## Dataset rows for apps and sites
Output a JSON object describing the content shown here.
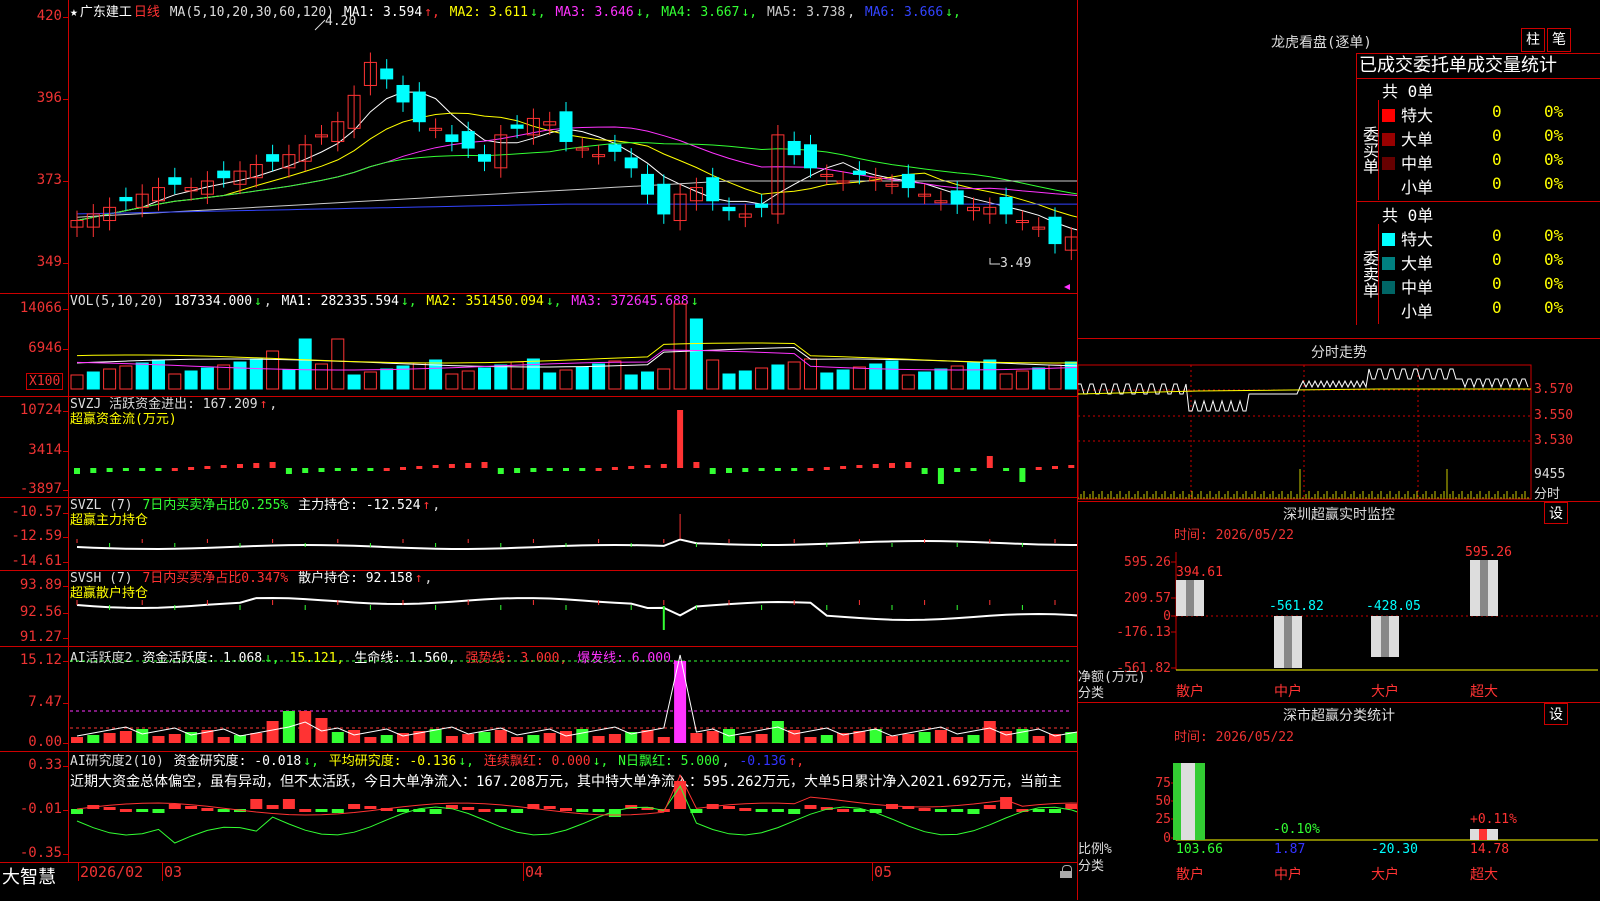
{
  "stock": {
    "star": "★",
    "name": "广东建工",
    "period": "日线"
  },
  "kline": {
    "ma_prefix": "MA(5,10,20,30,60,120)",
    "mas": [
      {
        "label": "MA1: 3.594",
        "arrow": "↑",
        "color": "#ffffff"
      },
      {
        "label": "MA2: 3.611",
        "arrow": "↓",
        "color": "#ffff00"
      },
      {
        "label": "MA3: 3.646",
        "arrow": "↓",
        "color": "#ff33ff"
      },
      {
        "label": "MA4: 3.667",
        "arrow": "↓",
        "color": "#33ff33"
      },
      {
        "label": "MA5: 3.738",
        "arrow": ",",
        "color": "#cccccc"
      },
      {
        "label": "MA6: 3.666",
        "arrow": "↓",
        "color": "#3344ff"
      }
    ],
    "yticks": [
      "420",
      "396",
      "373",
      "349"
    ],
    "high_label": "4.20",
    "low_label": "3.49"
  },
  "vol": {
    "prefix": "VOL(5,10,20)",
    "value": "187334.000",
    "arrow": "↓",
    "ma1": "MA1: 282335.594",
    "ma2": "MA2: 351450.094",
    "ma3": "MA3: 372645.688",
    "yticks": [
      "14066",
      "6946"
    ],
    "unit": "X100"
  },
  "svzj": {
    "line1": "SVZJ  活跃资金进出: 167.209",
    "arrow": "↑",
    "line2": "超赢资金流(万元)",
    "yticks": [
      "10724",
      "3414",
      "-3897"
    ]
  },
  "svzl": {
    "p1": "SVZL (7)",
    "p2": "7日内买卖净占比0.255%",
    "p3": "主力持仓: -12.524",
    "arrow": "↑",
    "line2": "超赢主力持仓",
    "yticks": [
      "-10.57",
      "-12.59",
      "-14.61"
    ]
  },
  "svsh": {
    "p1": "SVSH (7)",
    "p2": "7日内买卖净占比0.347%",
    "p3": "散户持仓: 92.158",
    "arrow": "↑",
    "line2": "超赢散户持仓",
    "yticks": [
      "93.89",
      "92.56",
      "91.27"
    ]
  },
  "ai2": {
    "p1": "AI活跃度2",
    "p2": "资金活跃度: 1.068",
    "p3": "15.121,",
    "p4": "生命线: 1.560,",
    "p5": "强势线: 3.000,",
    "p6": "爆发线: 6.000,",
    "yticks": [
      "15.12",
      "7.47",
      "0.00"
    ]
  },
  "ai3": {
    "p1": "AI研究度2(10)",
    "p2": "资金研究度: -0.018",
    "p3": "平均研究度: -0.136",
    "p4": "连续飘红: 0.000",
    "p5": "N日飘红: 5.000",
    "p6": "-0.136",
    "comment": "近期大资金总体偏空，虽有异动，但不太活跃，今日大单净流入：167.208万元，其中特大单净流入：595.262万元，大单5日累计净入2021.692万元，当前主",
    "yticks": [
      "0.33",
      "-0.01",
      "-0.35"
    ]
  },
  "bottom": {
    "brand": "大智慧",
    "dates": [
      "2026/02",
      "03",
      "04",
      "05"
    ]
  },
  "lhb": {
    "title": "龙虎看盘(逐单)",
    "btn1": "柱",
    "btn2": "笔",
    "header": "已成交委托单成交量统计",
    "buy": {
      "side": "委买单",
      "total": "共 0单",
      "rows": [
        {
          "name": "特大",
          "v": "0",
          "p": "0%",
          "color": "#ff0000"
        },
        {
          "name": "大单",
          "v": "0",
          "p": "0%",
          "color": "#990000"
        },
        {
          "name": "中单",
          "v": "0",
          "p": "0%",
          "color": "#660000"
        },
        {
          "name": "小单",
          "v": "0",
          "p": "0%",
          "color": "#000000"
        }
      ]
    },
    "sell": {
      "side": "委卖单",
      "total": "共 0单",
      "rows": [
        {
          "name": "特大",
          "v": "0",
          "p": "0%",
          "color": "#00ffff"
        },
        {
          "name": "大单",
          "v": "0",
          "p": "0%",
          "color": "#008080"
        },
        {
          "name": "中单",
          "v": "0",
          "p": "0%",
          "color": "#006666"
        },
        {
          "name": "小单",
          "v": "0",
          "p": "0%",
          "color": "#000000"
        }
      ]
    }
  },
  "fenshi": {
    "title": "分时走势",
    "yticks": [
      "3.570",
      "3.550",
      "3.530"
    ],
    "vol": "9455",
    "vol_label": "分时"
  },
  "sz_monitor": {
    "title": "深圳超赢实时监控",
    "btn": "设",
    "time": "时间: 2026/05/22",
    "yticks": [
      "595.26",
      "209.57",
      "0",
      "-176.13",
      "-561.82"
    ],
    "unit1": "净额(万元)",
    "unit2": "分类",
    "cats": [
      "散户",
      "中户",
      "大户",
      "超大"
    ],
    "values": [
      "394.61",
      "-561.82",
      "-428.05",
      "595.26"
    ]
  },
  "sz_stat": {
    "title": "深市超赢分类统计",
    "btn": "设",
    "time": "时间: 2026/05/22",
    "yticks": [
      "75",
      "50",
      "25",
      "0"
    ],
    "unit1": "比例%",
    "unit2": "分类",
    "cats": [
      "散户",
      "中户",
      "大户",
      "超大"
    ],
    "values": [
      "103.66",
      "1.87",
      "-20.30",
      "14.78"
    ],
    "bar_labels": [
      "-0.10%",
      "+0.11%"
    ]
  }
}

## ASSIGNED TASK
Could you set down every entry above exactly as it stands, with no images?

## THE ANSWER
Output a JSON object describing the content shown here.
{
  "stock": {
    "star": "★",
    "name": "广东建工",
    "period": "日线"
  },
  "kline": {
    "ma_prefix": "MA(5,10,20,30,60,120)",
    "mas": [
      {
        "label": "MA1: 3.594",
        "arrow": "↑",
        "color": "#ffffff"
      },
      {
        "label": "MA2: 3.611",
        "arrow": "↓",
        "color": "#ffff00"
      },
      {
        "label": "MA3: 3.646",
        "arrow": "↓",
        "color": "#ff33ff"
      },
      {
        "label": "MA4: 3.667",
        "arrow": "↓",
        "color": "#33ff33"
      },
      {
        "label": "MA5: 3.738",
        "arrow": ",",
        "color": "#cccccc"
      },
      {
        "label": "MA6: 3.666",
        "arrow": "↓",
        "color": "#3344ff"
      }
    ],
    "yticks": [
      "420",
      "396",
      "373",
      "349"
    ],
    "high_label": "4.20",
    "low_label": "3.49"
  },
  "vol": {
    "prefix": "VOL(5,10,20)",
    "value": "187334.000",
    "arrow": "↓",
    "ma1": "MA1: 282335.594",
    "ma2": "MA2: 351450.094",
    "ma3": "MA3: 372645.688",
    "yticks": [
      "14066",
      "6946"
    ],
    "unit": "X100"
  },
  "svzj": {
    "line1": "SVZJ  活跃资金进出: 167.209",
    "arrow": "↑",
    "line2": "超赢资金流(万元)",
    "yticks": [
      "10724",
      "3414",
      "-3897"
    ]
  },
  "svzl": {
    "p1": "SVZL (7)",
    "p2": "7日内买卖净占比0.255%",
    "p3": "主力持仓: -12.524",
    "arrow": "↑",
    "line2": "超赢主力持仓",
    "yticks": [
      "-10.57",
      "-12.59",
      "-14.61"
    ]
  },
  "svsh": {
    "p1": "SVSH (7)",
    "p2": "7日内买卖净占比0.347%",
    "p3": "散户持仓: 92.158",
    "arrow": "↑",
    "line2": "超赢散户持仓",
    "yticks": [
      "93.89",
      "92.56",
      "91.27"
    ]
  },
  "ai2": {
    "p1": "AI活跃度2",
    "p2": "资金活跃度: 1.068",
    "p3": "15.121,",
    "p4": "生命线: 1.560,",
    "p5": "强势线: 3.000,",
    "p6": "爆发线: 6.000,",
    "yticks": [
      "15.12",
      "7.47",
      "0.00"
    ]
  },
  "ai3": {
    "p1": "AI研究度2(10)",
    "p2": "资金研究度: -0.018",
    "p3": "平均研究度: -0.136",
    "p4": "连续飘红: 0.000",
    "p5": "N日飘红: 5.000",
    "p6": "-0.136",
    "comment": "近期大资金总体偏空，虽有异动，但不太活跃，今日大单净流入：167.208万元，其中特大单净流入：595.262万元，大单5日累计净入2021.692万元，当前主",
    "yticks": [
      "0.33",
      "-0.01",
      "-0.35"
    ]
  },
  "bottom": {
    "brand": "大智慧",
    "dates": [
      "2026/02",
      "03",
      "04",
      "05"
    ]
  },
  "lhb": {
    "title": "龙虎看盘(逐单)",
    "btn1": "柱",
    "btn2": "笔",
    "header": "已成交委托单成交量统计",
    "buy": {
      "side": "委买单",
      "total": "共 0单",
      "rows": [
        {
          "name": "特大",
          "v": "0",
          "p": "0%",
          "color": "#ff0000"
        },
        {
          "name": "大单",
          "v": "0",
          "p": "0%",
          "color": "#990000"
        },
        {
          "name": "中单",
          "v": "0",
          "p": "0%",
          "color": "#660000"
        },
        {
          "name": "小单",
          "v": "0",
          "p": "0%",
          "color": "#000000"
        }
      ]
    },
    "sell": {
      "side": "委卖单",
      "total": "共 0单",
      "rows": [
        {
          "name": "特大",
          "v": "0",
          "p": "0%",
          "color": "#00ffff"
        },
        {
          "name": "大单",
          "v": "0",
          "p": "0%",
          "color": "#008080"
        },
        {
          "name": "中单",
          "v": "0",
          "p": "0%",
          "color": "#006666"
        },
        {
          "name": "小单",
          "v": "0",
          "p": "0%",
          "color": "#000000"
        }
      ]
    }
  },
  "fenshi": {
    "title": "分时走势",
    "yticks": [
      "3.570",
      "3.550",
      "3.530"
    ],
    "vol": "9455",
    "vol_label": "分时"
  },
  "sz_monitor": {
    "title": "深圳超赢实时监控",
    "btn": "设",
    "time": "时间: 2026/05/22",
    "yticks": [
      "595.26",
      "209.57",
      "0",
      "-176.13",
      "-561.82"
    ],
    "unit1": "净额(万元)",
    "unit2": "分类",
    "cats": [
      "散户",
      "中户",
      "大户",
      "超大"
    ],
    "values": [
      "394.61",
      "-561.82",
      "-428.05",
      "595.26"
    ]
  },
  "sz_stat": {
    "title": "深市超赢分类统计",
    "btn": "设",
    "time": "时间: 2026/05/22",
    "yticks": [
      "75",
      "50",
      "25",
      "0"
    ],
    "unit1": "比例%",
    "unit2": "分类",
    "cats": [
      "散户",
      "中户",
      "大户",
      "超大"
    ],
    "values": [
      "103.66",
      "1.87",
      "-20.30",
      "14.78"
    ],
    "bar_labels": [
      "-0.10%",
      "+0.11%"
    ]
  }
}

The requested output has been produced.